We saw in our research that you have expanded into the European Union. This market is one that has advanced technology already when it comes to blood purification. Why did you decide to target Europe as a specific area for growth? In a market that is already quite competitive, what do you think are the advantages that Toray Medical has identified?

We have been exporting our dialyzer filters, not the devices themselves. We actually have an extensive history of exports to Europe, and in fact, nothing has particularly changed in terms of our European strategy.

The reason why we picked Europe comes down to the fact that Europe has traditionally been the pioneering soil for the development and testing of new medical devices as well as treatments. In the US they have the FDA, and in Europe, they have the CE mark. We first go for the CE mark in Europe to test the waters before moving on to the FDA.

“Inoue-Balloon” Catheter

From our experience interviewing Japanese firms, we have found that partnerships and alliances are an effective way to penetrate new markets and gain more market share, especially outside of the domestic market. What role does collaboration or co-creation play in your business model, and are you looking for any new partners to help address markets such as Europe?

We already have some consolidated partnerships but we are always open to new partnerships in any form. It could be a partnership to develop a new device or it could be a new type of relationship with an existing partner. We are very open but we are not in a rush to find new partners rather we will consider options if opportunities present themselves. We are aware that when entering new markets it is important to partner with local companies. Not only does Toray Medical value partnerships but also the Toray Group as a whole.


What strategy is Toray Medical looking to employ to further grow internationally?

As far as our focus right now, more is concentrated on the domestic market rather than overseas. My mission as the president of the company is to globalize the company and increase our overseas market share. This could be done in the form of partnerships or M&As. As for the areas of focus, every region has its own needs so it could be Asia, China, Europe, or the US. Understanding the needs of each market and providing adequate is an important strategy.


Imagine that we come back on the very last day of your presidency and have this interview all over again. What goals or dreams do you hope to achieve by the time you are ready to pass the baton onto the next generation of Toray Medical executives?

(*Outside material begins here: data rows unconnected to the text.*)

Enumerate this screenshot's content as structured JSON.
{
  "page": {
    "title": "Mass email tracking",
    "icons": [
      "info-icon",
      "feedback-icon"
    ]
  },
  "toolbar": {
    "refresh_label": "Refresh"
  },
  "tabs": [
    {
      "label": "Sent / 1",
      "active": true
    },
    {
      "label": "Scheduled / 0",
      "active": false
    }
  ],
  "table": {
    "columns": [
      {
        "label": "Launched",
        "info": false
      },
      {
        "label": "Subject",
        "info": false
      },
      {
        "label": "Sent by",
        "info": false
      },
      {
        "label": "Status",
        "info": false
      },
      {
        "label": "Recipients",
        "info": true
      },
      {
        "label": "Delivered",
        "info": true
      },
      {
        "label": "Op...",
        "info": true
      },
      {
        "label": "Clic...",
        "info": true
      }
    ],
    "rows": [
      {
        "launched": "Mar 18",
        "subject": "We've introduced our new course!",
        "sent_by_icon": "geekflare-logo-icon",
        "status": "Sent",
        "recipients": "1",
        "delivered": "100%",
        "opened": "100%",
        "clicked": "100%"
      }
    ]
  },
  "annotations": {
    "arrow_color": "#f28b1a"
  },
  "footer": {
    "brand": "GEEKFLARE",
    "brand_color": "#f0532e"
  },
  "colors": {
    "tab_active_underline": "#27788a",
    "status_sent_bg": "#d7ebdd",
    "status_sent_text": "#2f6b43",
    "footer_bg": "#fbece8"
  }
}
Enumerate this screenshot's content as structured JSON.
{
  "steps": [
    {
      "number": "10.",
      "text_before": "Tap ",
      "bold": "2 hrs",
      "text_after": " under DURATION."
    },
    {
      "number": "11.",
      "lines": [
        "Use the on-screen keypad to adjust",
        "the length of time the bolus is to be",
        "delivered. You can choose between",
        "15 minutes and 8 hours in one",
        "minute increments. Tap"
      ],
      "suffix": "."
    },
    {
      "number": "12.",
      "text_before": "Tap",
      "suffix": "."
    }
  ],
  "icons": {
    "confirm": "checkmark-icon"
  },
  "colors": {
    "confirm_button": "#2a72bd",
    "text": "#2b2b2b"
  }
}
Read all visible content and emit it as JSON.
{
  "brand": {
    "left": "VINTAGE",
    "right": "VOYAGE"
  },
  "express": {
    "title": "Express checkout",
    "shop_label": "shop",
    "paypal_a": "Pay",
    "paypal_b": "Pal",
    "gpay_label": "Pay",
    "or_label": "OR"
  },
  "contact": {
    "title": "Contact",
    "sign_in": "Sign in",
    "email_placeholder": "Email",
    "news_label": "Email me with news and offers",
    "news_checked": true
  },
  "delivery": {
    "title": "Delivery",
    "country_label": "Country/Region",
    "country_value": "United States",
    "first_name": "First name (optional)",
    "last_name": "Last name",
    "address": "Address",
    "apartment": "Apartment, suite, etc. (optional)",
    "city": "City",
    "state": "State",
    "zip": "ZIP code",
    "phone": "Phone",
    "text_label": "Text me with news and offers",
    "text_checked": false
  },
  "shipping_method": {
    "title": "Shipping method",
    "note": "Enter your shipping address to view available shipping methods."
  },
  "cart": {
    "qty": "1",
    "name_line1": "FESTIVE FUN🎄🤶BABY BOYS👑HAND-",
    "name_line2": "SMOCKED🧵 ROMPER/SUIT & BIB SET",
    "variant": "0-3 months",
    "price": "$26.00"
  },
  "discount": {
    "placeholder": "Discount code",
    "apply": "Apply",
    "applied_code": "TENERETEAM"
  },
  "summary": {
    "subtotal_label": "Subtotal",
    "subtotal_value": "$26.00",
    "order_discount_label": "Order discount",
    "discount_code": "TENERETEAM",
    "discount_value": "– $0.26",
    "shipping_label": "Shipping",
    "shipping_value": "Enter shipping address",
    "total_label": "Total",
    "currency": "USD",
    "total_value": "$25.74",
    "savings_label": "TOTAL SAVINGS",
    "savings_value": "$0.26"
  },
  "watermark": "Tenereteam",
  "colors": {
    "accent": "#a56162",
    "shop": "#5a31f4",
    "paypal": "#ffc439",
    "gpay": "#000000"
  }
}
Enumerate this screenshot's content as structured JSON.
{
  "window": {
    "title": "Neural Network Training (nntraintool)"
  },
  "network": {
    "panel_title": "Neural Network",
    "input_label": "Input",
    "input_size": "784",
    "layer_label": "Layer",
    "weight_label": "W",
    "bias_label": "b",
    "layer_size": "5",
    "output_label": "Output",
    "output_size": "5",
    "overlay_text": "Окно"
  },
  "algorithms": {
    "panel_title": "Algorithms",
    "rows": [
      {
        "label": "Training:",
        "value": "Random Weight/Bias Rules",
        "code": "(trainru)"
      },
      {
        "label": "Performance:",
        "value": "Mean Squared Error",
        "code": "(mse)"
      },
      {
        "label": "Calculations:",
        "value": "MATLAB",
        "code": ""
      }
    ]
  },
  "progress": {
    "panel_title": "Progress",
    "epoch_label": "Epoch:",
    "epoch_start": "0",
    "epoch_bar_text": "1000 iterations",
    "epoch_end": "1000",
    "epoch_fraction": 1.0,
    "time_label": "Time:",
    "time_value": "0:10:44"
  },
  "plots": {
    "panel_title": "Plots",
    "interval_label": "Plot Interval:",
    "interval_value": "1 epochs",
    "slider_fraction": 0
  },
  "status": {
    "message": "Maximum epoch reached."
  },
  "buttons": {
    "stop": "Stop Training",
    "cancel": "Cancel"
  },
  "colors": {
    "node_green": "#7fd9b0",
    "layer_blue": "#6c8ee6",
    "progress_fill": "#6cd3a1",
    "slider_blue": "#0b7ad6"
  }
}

What I keep telling my employees is that our clients are patients, and the mission of the company is to provide services and treatments to those patients. Society is currently undergoing a huge change and it is important for our company to take the lead in creating new services and increasing the quality of life of our patients. We want to be a proud company that has provided holistic solutions to each market making the lives of global citizens a more comfortable one.